Elsewhere, Zerohedge noted “Abnormally dry to exceptional drought conditions are expected to persist across 60% of the continental U.S. as spring in the Northern Hemisphere begins. Forecasters expect little to no rain for certain parts of the western U.S. through June. From April to June, above-average temperatures are expected from Southwest to the East Coast and north through the Midwest, according to a new outlook published by the National Oceanic and Atmospheric Administration (NOAA). NOAA’s map shows a greater than 50% chance of drought persistence for nearly 60% of the continental U.S.

Finally, the condition of China’s winter wheat crop could be the “worst in history,” the agriculture minister said in early March, raising concerns about grain supplies in the world’s biggest wheat consumer.

Food securitiy has been recently cited by several countries to ban or restrict exports of key staples

In this context, since late February, governments around the world have taken steps to safeguard domestic food supplies, thereby aggravating the situation.

In early March, the Telegraph reported “Hungary announced it would ban all grain exports to insulate itself from market volatility, while Bulgaria – another significant wheat exporter – said it would purchase at least half of three million tonnes of wheat still in the country’s silos.Moldova, albeit a small shipper, decided to suspend wheat and sugar exports from March 1 until April 24.

In the middle East, Turkey has imposed temporary export bans on select agricultural products to stabilize local market conditions and keep prices from running higher. In the meantime, Egypt banned the export of key staples, including flour, lentils and wheat.

Elsewhere, Argentina has halted registration of export sales of soy oil and meal.

Emerging countries are on track to experience a bigger food prices surge than during the 2011 “Arab Spring

In a context where the Fed started tightening its policy, most of EM currencies have fallen against the dollar, further raising food prices in developing economies.

The case of Turkey is interesting given that its current-account deficit has been amplified by the sharp rise of both oil and wheat prices, leading to further depreciation of the Turkish Lira.

Several countries were also vulnerable to the spike of wheat prices such as Egypt.

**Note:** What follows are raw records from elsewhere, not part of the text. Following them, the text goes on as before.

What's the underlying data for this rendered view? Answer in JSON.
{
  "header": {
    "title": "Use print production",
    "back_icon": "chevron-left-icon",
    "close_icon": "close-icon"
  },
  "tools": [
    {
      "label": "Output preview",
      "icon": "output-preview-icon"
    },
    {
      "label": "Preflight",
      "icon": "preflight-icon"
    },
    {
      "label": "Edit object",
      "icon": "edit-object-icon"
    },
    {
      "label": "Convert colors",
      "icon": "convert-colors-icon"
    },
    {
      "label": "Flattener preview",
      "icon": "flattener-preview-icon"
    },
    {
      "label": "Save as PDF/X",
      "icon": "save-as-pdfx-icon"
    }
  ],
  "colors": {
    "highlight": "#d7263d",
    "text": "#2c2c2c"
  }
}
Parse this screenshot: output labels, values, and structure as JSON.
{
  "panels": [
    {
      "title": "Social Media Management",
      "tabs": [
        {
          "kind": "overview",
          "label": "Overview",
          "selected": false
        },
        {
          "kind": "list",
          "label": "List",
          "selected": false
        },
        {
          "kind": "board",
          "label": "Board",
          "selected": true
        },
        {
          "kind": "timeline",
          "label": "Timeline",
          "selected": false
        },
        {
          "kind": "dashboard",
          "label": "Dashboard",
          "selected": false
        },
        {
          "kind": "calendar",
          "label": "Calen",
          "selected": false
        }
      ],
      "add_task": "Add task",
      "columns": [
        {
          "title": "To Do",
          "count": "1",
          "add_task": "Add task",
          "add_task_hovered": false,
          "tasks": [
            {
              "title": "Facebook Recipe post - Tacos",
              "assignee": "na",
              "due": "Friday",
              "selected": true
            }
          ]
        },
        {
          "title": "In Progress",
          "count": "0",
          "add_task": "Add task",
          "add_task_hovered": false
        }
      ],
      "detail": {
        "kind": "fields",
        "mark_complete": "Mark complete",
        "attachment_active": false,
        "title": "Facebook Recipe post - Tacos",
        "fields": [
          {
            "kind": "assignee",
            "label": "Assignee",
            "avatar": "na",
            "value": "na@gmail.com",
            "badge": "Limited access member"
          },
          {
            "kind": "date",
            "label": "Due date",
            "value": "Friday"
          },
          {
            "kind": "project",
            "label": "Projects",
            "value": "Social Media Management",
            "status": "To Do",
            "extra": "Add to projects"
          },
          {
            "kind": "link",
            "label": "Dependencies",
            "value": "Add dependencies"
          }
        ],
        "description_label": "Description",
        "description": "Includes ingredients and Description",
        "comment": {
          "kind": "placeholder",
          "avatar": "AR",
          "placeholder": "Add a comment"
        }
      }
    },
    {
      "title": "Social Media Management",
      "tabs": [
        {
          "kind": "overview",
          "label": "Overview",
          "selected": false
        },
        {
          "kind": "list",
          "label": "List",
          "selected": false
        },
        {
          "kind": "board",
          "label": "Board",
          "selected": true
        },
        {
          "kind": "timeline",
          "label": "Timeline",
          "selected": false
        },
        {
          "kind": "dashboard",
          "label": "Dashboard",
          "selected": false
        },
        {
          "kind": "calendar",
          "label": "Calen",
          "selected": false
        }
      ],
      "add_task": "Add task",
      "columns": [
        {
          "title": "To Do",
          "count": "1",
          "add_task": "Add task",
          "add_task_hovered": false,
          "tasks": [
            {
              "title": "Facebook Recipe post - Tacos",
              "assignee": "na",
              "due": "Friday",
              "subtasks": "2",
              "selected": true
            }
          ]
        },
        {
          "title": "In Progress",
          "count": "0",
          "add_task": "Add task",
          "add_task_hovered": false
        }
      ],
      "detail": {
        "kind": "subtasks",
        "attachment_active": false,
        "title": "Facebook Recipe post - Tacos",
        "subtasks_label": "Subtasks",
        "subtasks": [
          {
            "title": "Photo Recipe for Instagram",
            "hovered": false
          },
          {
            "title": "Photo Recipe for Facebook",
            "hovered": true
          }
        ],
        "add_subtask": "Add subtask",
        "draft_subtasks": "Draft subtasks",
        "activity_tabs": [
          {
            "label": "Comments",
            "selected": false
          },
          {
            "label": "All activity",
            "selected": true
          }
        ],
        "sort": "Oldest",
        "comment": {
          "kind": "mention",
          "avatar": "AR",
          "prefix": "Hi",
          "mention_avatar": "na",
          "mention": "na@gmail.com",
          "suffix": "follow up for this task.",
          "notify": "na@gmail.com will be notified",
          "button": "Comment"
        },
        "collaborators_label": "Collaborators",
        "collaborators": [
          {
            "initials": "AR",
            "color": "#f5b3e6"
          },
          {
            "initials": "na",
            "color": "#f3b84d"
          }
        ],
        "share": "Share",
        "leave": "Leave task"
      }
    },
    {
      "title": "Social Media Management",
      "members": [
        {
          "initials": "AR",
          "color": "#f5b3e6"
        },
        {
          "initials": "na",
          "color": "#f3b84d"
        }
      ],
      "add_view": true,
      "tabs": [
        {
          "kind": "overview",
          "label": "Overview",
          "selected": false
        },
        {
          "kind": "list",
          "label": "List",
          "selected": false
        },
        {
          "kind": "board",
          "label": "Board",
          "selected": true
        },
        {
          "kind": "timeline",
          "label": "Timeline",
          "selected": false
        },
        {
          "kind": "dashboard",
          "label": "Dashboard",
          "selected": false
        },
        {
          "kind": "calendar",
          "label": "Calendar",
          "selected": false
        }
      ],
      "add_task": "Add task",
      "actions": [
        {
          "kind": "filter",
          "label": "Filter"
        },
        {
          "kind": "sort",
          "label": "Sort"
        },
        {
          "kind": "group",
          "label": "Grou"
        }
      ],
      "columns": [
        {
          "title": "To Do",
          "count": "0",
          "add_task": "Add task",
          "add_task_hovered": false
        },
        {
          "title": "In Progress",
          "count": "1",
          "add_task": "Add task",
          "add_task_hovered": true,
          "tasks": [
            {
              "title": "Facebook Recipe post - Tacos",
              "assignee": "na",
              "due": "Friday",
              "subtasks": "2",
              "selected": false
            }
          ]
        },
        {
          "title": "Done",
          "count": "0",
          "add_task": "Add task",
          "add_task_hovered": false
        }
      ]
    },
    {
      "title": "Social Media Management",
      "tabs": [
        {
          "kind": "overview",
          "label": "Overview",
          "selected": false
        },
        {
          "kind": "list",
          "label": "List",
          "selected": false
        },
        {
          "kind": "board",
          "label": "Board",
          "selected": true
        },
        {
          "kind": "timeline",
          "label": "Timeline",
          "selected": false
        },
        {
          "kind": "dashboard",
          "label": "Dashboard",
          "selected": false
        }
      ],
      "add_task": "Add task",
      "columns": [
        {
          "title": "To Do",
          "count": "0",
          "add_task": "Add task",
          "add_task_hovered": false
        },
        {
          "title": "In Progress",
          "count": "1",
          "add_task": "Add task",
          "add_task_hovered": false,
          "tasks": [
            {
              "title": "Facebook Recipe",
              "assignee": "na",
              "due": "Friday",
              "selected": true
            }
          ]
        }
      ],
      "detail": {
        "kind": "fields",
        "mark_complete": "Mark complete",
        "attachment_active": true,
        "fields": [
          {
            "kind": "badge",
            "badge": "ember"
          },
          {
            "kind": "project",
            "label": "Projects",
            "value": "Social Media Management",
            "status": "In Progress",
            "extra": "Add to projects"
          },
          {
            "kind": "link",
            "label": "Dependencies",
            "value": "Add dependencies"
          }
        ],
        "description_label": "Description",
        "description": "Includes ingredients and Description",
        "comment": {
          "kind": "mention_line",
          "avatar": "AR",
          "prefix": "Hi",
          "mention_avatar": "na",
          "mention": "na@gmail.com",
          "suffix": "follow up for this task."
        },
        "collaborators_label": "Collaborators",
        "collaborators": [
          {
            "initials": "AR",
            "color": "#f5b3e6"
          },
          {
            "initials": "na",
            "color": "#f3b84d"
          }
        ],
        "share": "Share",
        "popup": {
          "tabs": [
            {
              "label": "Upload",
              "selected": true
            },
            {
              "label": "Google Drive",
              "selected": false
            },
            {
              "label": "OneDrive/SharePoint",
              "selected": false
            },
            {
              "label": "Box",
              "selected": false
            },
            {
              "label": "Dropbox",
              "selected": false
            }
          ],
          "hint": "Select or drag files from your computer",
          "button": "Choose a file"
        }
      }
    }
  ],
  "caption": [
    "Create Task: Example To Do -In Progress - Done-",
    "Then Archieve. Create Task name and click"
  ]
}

On Monday, Egypt hiked its benchmark interest rate for the first time since 2017 in a surprise meeting and let its currency weaken sharply.

Other several countries are also on track to experience a bigger food prices surge than during the 2011 “Arab Spring”, and this could potentially result in social unrests and even revolts.